**Data shown**
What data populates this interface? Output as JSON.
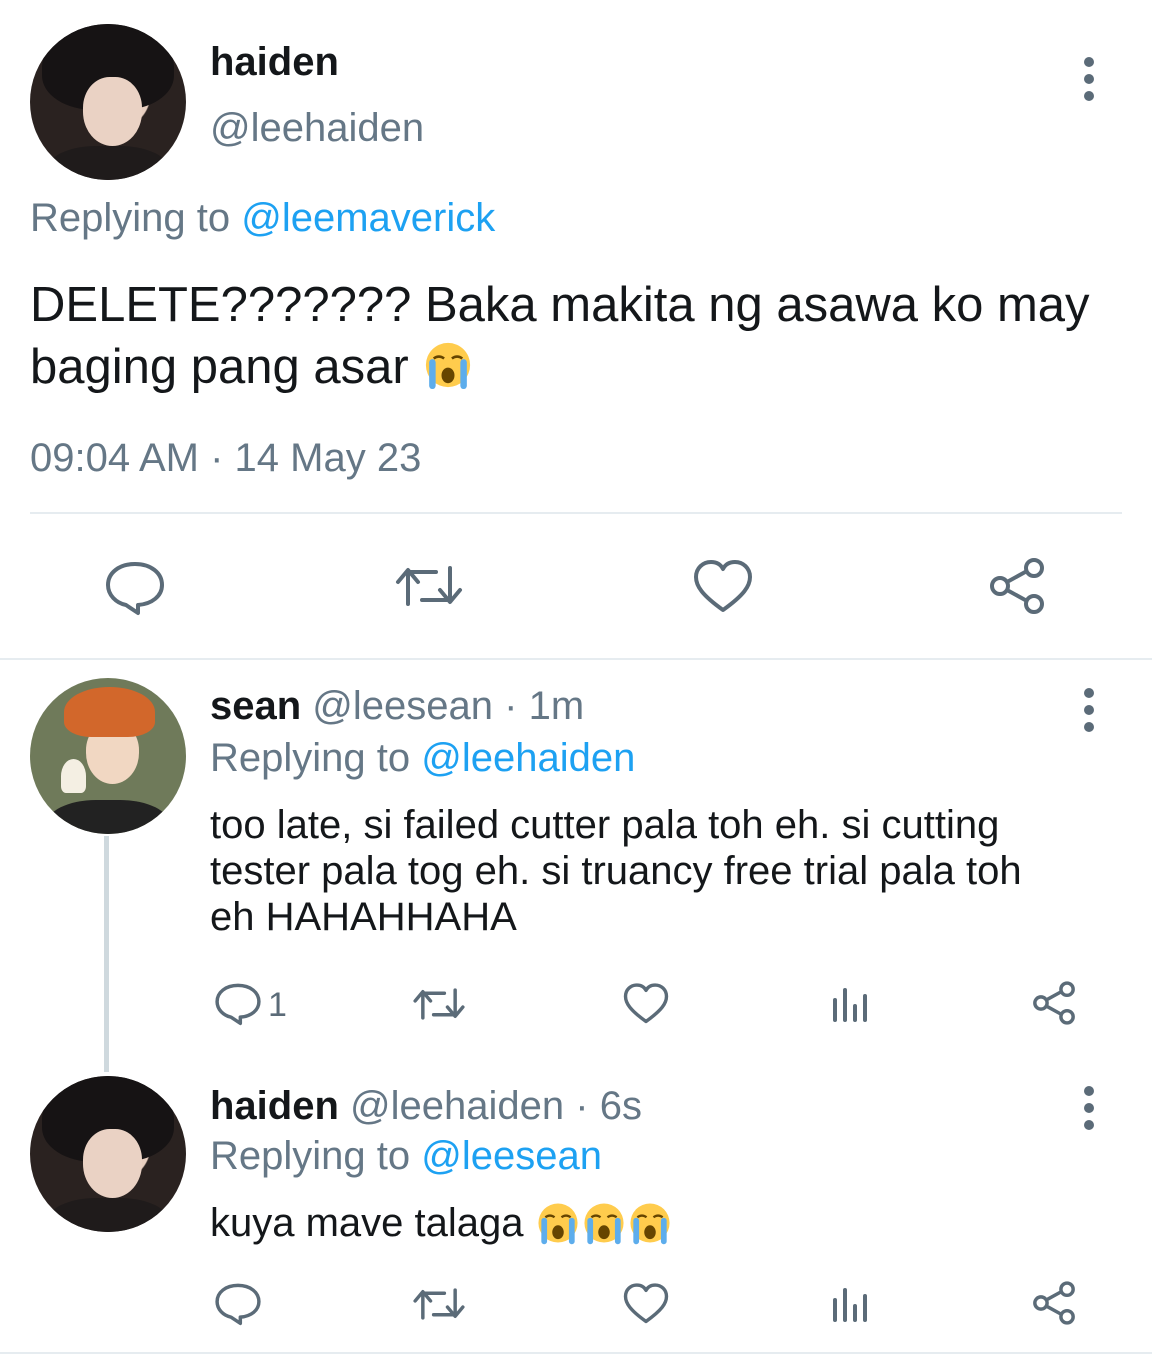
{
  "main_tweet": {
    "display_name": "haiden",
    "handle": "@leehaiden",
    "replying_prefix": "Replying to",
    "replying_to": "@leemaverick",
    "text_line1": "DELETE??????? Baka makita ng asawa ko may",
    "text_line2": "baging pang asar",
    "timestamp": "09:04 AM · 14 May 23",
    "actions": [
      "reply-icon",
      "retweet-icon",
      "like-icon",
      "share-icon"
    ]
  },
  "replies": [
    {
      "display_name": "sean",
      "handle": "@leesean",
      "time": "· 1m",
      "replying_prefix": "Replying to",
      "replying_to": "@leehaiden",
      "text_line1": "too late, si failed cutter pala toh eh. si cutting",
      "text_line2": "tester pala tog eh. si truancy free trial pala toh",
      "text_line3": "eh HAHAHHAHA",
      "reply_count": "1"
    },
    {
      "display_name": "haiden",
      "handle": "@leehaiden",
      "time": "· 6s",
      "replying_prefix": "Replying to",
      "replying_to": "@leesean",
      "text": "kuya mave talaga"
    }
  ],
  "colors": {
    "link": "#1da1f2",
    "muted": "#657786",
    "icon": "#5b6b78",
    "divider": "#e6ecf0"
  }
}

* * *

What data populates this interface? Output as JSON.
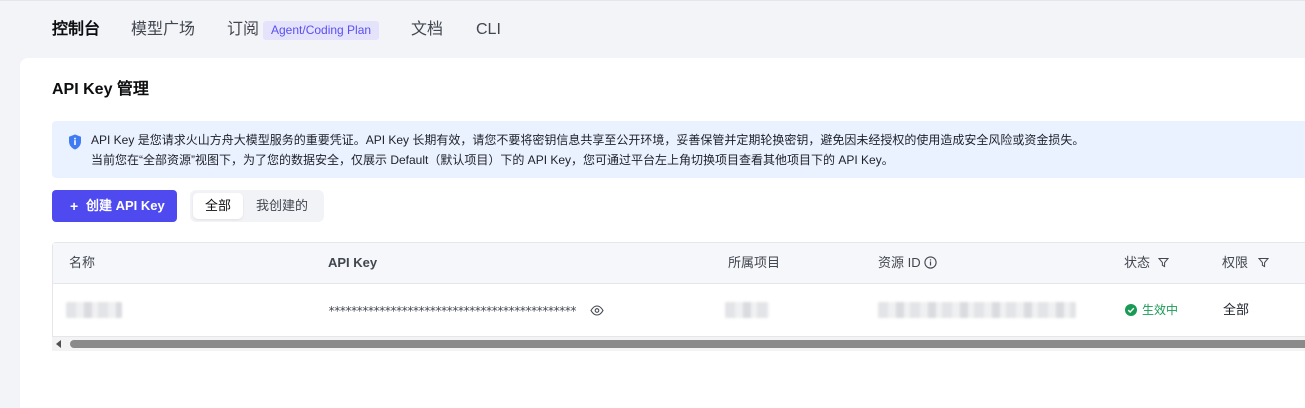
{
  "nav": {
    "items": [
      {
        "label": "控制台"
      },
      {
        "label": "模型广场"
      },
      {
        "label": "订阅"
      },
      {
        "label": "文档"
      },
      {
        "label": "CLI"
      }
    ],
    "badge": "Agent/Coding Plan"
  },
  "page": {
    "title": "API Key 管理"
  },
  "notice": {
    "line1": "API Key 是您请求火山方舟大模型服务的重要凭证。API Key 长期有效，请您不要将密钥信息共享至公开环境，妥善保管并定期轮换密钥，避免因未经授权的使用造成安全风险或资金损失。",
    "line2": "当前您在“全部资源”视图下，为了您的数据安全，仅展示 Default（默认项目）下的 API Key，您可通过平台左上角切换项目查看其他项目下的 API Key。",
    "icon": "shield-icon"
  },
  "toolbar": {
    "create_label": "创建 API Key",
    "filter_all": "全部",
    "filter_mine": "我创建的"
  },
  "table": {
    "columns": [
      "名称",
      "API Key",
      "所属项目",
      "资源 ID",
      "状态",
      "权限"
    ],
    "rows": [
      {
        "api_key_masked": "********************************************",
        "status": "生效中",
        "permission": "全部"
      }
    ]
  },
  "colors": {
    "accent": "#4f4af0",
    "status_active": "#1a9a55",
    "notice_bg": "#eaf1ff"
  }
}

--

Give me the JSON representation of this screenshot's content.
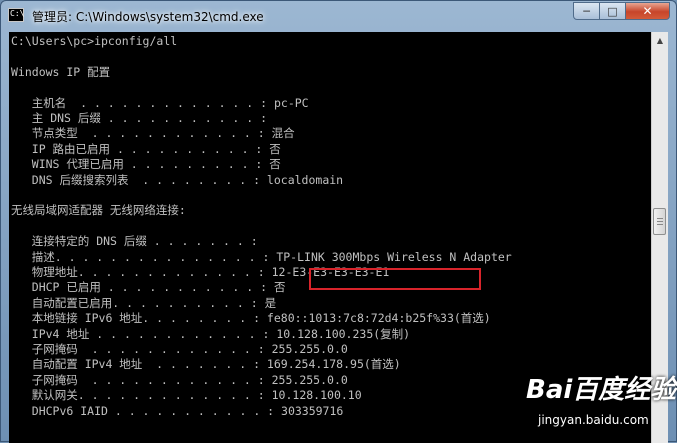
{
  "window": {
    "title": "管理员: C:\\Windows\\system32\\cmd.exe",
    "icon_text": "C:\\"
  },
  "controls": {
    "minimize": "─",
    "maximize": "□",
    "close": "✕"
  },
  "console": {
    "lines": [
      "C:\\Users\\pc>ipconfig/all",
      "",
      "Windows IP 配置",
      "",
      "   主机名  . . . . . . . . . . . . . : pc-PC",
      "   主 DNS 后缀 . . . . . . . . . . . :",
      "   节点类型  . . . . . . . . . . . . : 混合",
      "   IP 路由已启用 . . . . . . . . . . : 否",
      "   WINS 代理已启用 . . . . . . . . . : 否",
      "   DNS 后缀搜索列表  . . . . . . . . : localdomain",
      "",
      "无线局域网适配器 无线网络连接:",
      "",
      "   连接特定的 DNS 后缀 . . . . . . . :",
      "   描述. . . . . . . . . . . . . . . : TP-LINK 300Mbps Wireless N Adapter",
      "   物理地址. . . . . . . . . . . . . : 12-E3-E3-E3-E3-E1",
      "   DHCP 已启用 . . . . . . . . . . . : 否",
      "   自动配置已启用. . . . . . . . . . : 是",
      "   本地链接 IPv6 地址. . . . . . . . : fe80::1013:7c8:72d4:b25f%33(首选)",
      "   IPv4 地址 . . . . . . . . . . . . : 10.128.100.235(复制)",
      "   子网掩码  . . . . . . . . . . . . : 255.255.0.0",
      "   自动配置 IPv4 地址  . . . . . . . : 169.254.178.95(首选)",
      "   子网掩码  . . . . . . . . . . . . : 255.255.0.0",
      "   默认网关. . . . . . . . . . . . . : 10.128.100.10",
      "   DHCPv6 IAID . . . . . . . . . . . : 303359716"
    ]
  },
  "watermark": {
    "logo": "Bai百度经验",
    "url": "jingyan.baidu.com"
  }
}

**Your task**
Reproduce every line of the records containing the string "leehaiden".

**Result of this exercise**
    "handle": "@leehaiden",
      "replying_to": "@leehaiden",
      "handle": "@leehaiden",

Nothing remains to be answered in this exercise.